■ INFORMATION ■
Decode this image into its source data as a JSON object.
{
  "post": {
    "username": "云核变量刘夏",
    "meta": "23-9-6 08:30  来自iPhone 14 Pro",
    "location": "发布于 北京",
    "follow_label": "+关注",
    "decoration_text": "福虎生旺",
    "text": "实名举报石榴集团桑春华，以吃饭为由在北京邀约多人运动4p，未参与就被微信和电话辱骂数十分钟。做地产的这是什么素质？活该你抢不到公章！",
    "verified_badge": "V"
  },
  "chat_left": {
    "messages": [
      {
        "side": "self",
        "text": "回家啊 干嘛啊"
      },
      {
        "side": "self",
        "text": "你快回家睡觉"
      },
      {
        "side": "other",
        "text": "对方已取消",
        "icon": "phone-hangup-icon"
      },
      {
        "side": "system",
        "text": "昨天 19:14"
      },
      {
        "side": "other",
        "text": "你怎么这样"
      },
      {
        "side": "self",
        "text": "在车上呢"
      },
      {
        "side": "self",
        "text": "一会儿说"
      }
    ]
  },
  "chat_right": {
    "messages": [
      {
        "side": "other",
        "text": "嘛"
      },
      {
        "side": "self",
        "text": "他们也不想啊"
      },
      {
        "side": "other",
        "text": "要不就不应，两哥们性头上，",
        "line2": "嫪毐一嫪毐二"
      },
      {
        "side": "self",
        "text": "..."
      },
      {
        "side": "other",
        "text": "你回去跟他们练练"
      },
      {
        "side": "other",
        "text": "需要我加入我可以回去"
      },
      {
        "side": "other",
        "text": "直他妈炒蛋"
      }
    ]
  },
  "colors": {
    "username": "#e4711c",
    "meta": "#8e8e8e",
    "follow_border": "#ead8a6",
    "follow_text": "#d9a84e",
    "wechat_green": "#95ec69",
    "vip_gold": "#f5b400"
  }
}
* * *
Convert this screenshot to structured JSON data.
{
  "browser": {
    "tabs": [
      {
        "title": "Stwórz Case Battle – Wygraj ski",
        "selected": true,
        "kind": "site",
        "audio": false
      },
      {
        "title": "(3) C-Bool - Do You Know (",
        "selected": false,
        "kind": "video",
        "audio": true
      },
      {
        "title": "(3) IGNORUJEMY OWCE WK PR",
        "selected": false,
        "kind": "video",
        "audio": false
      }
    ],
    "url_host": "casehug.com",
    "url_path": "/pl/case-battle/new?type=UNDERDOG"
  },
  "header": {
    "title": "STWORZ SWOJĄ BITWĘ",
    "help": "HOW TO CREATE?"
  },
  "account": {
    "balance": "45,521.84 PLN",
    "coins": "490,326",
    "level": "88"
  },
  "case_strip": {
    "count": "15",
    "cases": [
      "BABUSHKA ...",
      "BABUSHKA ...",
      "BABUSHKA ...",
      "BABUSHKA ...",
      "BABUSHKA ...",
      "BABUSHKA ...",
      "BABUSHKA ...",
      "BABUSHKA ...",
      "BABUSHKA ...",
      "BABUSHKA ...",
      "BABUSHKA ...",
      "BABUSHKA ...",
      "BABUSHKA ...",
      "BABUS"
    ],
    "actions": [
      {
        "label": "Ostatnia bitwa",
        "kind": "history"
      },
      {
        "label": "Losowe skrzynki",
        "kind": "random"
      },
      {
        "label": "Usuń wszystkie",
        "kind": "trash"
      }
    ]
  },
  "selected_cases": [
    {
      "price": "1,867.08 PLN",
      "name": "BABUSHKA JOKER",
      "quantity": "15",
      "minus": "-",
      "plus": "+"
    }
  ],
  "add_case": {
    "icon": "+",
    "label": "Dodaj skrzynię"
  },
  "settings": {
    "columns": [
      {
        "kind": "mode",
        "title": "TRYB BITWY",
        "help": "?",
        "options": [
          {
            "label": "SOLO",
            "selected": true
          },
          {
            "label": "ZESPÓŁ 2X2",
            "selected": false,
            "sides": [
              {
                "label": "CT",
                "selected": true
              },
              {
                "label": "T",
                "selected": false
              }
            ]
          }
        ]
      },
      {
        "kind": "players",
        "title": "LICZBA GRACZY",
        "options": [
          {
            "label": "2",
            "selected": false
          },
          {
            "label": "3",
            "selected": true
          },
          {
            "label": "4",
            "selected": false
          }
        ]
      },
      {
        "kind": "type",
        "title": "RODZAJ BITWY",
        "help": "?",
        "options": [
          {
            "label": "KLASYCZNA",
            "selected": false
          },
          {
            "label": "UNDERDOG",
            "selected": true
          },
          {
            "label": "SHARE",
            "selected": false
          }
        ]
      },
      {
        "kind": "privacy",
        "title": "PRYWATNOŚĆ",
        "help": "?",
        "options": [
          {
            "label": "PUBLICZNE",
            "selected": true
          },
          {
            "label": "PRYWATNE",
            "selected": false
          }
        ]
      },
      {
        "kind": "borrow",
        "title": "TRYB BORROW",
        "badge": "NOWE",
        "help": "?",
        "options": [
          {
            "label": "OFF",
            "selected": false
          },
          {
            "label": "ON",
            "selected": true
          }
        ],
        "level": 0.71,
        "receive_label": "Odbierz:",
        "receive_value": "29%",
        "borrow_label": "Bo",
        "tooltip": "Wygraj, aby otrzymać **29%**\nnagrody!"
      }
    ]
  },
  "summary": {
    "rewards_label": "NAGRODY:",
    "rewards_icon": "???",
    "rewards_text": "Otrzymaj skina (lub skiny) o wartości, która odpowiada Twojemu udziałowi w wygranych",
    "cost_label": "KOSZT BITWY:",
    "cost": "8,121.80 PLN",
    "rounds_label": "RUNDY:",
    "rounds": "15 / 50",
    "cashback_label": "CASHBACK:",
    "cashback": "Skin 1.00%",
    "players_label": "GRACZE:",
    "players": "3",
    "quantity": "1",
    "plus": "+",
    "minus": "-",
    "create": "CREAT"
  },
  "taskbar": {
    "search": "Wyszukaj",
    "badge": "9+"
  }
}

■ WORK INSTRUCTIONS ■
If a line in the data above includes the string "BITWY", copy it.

■ RESULT OF THIS EXERCISE ■
        "title": "TRYB BITWY",
        "title": "RODZAJ BITWY",
    "cost_label": "KOSZT BITWY:",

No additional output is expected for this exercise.